Veterinary practices are looking to recruit people from across the agricultural community to help support them in fulfilling their cattle TB testing responsibilities.
The jobs are being publicised after approval by the Animal & Plant Health Agency (APHA) to allow para-professional staff to carry out TB testing in England following appropriate training to become an Approved Tuberculin Tester (ATT).
ATTs may be employed and paid a salary as part of a veterinary practice team, according to UK Farmcare, a company that helps to manage government TB testing.
Anyone interested must be at least 18 years old, hold a valid UK driving licence and passport, possess a clean criminal record and then be approved by APHA.

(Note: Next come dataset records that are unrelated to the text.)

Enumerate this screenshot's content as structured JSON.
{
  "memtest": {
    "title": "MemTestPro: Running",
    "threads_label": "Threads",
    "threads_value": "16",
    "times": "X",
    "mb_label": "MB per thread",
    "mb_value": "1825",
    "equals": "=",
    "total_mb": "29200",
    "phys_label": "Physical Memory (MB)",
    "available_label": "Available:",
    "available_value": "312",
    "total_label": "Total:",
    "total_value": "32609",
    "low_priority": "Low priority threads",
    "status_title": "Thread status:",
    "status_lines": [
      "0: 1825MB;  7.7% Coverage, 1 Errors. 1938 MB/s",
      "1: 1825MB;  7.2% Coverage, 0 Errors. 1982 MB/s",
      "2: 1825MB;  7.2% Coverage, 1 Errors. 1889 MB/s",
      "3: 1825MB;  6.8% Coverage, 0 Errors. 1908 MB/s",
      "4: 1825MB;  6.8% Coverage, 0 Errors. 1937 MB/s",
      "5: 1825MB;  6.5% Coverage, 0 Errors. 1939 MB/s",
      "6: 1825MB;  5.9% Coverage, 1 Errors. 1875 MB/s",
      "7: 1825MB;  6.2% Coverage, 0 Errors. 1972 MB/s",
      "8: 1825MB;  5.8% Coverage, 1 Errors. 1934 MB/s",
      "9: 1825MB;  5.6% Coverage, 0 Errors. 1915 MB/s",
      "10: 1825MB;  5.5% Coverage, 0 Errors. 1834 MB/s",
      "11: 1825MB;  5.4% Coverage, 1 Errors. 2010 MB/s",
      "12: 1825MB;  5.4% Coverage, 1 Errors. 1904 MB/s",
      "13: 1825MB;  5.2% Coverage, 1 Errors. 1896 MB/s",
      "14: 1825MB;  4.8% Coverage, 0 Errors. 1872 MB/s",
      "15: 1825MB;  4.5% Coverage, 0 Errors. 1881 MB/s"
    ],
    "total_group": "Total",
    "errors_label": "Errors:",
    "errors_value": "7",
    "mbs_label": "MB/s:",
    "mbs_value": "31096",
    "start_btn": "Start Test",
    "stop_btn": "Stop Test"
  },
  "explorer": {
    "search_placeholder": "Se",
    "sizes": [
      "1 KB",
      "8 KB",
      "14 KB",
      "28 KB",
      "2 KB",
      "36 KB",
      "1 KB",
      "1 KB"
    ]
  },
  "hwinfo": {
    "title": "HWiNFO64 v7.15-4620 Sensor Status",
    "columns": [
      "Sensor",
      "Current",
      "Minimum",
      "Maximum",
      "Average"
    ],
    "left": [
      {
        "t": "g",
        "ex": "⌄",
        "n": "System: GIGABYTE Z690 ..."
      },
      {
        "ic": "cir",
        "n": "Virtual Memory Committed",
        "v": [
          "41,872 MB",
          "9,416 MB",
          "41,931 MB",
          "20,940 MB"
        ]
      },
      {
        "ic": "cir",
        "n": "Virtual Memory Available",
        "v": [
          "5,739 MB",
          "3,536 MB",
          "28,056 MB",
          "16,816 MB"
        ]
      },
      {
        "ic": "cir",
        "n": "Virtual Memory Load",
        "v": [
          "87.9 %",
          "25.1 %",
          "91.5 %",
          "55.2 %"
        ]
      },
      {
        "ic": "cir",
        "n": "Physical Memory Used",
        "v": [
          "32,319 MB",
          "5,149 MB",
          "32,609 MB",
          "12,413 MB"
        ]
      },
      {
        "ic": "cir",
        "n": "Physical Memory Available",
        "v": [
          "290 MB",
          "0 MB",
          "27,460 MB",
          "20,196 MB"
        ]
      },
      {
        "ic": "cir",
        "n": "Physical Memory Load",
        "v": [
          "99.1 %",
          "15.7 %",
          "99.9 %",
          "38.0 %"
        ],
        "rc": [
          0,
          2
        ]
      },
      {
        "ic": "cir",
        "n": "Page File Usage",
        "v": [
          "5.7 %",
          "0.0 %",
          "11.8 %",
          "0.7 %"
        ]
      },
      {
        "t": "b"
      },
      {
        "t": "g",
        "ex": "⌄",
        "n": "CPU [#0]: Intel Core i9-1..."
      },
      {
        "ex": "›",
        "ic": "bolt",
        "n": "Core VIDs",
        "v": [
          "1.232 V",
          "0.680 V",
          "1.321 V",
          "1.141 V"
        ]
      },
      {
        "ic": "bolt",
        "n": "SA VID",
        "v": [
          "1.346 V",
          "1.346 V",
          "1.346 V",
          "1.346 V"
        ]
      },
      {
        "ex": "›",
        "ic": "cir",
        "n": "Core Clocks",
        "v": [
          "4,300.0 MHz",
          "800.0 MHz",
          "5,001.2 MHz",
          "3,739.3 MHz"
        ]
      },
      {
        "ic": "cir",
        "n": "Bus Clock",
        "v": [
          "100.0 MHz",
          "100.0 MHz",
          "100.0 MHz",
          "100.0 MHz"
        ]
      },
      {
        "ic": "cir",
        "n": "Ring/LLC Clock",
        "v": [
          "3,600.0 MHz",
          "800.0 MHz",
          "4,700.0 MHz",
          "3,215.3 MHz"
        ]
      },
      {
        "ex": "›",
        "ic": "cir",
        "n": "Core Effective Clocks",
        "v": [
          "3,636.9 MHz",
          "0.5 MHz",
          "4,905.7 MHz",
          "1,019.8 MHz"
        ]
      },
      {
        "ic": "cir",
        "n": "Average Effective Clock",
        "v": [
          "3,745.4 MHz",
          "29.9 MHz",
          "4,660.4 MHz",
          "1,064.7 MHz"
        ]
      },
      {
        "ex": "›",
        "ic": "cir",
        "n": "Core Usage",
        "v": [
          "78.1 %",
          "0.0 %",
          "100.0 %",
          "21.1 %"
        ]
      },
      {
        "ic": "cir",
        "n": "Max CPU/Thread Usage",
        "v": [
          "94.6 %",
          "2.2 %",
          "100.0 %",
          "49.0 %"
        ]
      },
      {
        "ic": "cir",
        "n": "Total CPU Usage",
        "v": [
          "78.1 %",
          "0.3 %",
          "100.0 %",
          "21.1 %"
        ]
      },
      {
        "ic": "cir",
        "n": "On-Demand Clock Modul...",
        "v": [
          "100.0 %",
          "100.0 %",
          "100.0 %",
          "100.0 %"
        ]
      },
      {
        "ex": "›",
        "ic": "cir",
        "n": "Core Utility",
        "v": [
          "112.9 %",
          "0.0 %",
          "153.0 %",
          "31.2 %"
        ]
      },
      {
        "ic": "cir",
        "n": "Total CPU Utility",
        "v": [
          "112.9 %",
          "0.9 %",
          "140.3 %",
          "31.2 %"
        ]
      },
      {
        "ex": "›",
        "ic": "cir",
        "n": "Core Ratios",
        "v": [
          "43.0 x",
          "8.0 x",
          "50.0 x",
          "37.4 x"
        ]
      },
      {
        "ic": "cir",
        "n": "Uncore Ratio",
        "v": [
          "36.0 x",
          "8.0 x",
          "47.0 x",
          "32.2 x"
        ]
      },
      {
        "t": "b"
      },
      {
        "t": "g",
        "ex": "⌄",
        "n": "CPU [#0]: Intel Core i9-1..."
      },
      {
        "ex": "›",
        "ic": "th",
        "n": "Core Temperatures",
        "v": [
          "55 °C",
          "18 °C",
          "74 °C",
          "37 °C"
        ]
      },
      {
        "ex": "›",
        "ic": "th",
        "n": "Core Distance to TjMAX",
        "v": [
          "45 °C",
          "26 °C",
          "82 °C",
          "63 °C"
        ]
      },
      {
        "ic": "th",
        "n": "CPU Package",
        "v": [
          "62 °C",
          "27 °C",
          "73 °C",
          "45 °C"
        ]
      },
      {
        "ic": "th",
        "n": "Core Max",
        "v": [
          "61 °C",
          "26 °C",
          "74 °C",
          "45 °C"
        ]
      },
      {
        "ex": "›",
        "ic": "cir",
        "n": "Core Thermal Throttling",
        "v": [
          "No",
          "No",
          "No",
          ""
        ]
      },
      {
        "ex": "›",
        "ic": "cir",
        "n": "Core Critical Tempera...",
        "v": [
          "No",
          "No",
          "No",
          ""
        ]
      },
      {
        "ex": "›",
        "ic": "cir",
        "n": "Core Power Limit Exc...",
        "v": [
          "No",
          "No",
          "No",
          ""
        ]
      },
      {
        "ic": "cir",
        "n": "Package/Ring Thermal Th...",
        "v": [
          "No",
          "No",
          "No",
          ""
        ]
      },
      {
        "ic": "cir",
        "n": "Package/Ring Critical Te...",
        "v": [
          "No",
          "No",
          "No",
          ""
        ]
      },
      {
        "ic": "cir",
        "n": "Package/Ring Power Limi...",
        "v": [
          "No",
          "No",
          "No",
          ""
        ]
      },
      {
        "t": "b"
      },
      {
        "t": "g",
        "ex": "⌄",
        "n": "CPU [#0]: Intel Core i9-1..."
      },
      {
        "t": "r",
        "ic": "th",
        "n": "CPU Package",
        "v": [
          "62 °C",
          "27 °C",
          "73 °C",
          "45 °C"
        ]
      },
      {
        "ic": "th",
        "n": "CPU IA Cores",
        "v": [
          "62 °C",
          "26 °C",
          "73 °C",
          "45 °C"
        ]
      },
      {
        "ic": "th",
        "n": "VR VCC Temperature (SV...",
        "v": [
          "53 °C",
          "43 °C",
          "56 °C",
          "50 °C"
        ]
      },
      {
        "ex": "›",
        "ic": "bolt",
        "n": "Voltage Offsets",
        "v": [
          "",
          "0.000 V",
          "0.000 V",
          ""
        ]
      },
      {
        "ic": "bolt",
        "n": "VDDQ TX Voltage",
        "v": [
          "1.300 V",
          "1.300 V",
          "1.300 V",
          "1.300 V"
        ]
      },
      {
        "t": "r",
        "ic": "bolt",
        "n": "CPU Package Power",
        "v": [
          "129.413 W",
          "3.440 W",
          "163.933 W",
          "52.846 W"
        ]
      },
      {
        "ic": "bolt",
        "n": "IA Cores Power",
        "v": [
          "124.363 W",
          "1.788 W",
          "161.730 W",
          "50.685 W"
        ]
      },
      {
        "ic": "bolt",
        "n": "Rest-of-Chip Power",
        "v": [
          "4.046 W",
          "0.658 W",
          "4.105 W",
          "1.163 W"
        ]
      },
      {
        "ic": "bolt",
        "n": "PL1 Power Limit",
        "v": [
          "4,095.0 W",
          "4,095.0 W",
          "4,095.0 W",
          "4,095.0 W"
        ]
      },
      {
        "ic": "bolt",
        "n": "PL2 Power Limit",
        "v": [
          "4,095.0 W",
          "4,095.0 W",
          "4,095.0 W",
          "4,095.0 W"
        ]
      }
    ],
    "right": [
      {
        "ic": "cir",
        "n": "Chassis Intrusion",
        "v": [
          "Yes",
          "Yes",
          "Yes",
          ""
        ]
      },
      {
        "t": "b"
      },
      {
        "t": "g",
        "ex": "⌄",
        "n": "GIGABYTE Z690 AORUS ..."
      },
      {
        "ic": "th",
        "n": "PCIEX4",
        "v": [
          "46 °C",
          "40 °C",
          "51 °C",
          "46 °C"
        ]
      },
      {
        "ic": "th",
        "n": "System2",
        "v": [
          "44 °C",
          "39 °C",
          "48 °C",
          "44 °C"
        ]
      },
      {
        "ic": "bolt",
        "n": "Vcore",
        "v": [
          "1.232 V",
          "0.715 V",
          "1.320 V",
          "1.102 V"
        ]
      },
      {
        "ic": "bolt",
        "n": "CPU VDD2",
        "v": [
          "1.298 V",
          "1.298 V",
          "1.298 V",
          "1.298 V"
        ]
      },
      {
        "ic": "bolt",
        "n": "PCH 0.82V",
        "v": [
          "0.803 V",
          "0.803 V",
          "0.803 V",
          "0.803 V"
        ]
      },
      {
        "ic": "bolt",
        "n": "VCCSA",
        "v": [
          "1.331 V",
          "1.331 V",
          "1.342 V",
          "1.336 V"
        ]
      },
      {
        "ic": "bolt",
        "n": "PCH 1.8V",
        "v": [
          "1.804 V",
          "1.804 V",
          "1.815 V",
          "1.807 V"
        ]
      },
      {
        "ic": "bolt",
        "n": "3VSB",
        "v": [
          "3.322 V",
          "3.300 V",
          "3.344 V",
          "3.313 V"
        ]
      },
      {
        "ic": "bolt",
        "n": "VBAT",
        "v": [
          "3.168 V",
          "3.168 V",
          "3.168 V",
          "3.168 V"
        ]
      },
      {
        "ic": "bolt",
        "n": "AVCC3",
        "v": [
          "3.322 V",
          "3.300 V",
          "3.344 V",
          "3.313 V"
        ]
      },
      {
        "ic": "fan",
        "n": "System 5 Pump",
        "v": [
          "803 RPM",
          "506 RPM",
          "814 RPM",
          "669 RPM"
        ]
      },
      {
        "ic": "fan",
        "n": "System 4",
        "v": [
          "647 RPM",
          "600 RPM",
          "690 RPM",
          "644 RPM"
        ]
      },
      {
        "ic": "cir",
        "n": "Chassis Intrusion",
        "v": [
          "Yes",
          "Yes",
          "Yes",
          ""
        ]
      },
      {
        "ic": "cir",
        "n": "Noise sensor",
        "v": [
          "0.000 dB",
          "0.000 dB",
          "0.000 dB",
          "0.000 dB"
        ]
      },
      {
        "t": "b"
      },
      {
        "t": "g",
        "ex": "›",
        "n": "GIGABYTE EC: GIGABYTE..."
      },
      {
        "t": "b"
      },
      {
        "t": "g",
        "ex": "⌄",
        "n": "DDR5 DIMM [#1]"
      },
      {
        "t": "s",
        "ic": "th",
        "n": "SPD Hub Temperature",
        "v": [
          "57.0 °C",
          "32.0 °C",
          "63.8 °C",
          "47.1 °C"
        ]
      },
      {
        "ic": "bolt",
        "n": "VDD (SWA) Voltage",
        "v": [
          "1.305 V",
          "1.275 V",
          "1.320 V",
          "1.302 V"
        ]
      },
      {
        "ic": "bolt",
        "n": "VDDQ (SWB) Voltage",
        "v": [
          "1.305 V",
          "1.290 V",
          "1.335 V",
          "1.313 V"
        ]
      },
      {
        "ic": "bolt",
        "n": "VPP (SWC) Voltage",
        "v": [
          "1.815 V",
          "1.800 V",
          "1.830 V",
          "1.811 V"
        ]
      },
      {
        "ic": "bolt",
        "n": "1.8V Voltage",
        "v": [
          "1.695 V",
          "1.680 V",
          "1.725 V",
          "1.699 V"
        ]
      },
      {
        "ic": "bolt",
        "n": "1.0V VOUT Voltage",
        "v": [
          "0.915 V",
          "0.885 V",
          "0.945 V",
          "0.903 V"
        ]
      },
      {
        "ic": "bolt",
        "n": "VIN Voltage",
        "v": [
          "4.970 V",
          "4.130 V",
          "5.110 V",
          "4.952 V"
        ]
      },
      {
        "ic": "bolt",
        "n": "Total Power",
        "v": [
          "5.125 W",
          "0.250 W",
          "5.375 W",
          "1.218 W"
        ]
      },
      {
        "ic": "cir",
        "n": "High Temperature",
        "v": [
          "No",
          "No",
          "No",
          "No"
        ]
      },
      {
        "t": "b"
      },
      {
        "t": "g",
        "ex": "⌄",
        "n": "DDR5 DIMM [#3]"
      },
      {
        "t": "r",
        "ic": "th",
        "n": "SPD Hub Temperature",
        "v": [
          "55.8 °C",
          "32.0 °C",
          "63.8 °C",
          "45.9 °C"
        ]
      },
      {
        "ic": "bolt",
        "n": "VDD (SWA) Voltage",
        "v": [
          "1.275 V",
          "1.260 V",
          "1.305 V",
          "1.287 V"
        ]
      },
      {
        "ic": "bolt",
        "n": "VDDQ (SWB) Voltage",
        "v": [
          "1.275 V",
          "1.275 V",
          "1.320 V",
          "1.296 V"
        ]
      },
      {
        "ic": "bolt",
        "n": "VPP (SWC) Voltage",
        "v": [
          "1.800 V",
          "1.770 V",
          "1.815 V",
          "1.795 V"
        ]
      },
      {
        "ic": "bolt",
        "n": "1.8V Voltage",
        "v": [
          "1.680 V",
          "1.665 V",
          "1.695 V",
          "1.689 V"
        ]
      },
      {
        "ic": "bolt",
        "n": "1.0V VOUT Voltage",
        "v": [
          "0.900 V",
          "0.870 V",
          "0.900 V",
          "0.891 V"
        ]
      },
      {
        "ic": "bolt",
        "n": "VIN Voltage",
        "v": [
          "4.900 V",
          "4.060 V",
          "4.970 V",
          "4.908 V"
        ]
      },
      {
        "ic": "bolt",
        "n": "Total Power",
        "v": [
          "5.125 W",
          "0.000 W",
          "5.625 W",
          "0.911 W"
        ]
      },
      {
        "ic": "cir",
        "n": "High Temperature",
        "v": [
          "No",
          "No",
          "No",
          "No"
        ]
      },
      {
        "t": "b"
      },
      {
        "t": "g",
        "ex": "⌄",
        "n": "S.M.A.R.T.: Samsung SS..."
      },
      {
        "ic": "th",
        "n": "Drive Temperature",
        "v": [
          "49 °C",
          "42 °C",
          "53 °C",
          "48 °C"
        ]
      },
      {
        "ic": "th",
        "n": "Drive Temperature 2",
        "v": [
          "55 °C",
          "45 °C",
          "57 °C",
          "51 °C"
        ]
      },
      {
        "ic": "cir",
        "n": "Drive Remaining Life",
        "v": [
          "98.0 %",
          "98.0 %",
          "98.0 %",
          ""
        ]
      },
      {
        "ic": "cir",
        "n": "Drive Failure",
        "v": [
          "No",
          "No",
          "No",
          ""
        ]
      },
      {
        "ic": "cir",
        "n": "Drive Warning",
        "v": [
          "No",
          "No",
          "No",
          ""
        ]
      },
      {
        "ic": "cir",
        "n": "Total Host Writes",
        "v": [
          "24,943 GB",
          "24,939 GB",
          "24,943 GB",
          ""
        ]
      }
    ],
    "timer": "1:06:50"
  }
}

James Allcock, of UK Farmcare said: "ATTs may also choose to access the training and then deliver the service as a self-employed person.
"In this situation they must always liaise closely with the farmer’s regular vet."
There are also certain minimum educational requirements, such as at least three graded GCSEs or equivalent in English, Maths and a science or food production subject.
Applicants also need to be able to demonstrate at least six months cattle handling experience, Mr Allcock explained.
Following a successful ‘Disclosure and Barring Service (DBS)’ check, applicants must find a vet practice to provide the supervision they need during the practical phase of the training.
Veterinary practices sponsoring ATT applicants must already provide TB testing services for both beef and dairy cattle, he added.
They must also have enough TB testing vets available to allow one to be able to supervise training on a one-to-one basis for a few weeks.
Candidates keen to explore the new job opportunities can contact their local veterinary practice or register their interest with UK Farmcare.